Reinhart said the Fed’s impossible thing is how they think they can raise interest rates with a big balance sheet without embracing its new tool – overnight reverse repo trades.
The Fed placed a $300 billion cap on volume of reverse repo trades. A reverse repo is when the Fed accepts cash from counterparties such as banks and money-market funds on an overnight basis in return for a security.
But the Fed doesn’t seem to want to want to make the reverse repo facility very large, wary of its market impact.
“If they don’t sell assets or drain them on a temporary basis in large scale, then the volume of reserves in the banking system will undermine the reserves market. They cannot have both small reverse repos and a meaningful effective funds rate,” Reinhart said in a follow-up email.

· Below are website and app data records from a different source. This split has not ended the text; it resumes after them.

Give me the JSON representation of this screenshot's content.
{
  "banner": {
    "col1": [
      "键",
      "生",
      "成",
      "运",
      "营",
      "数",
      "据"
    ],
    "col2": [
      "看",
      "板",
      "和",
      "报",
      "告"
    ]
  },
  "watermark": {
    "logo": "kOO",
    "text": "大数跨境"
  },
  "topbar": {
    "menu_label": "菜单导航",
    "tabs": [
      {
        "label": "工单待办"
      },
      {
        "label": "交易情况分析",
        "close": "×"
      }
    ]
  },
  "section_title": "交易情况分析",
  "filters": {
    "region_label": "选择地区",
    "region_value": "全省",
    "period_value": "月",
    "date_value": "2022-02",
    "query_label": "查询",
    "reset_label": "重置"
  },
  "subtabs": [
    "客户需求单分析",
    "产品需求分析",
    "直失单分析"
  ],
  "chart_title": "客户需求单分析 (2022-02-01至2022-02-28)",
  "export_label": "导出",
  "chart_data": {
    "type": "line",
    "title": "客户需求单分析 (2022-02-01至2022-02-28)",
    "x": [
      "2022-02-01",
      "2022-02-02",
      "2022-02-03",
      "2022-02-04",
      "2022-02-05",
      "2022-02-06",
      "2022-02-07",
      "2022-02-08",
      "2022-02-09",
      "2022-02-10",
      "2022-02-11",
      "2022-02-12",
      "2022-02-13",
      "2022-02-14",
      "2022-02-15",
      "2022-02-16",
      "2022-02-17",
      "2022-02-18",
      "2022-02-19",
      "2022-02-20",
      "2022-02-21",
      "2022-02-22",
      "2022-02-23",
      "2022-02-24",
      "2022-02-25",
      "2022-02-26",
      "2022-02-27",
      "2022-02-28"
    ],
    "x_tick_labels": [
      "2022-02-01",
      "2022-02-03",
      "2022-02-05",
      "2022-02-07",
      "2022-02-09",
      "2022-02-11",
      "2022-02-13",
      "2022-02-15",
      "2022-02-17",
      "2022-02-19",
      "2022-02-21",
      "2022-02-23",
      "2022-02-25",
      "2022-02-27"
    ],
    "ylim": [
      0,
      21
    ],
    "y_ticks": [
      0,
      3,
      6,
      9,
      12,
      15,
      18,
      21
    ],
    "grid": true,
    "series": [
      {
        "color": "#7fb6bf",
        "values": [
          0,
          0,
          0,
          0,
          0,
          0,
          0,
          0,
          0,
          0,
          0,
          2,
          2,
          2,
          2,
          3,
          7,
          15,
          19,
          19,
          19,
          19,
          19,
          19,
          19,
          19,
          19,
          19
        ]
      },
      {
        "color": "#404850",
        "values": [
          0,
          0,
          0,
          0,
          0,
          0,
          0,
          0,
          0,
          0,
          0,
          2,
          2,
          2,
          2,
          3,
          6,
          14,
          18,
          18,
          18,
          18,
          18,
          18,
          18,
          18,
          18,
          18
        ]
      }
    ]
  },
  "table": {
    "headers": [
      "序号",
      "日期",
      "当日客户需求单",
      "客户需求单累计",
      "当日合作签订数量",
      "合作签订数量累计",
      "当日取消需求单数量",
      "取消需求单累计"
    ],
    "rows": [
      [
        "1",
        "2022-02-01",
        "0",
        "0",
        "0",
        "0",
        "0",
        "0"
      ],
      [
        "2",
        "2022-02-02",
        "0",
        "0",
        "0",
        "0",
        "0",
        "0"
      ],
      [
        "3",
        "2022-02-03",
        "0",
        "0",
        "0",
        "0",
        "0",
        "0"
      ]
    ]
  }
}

I’ve lost track of how many trillions are on the Fed’s balance sheet, or how many trillions cycle through the big central bank every year — but at some point, the numbers are just so enormous that it no longer matters. The fact is that there is so much money under the control of so few people that nobody really knows, nobody really can know, what will happen when the Fed starts to unwind that massive balance sheet.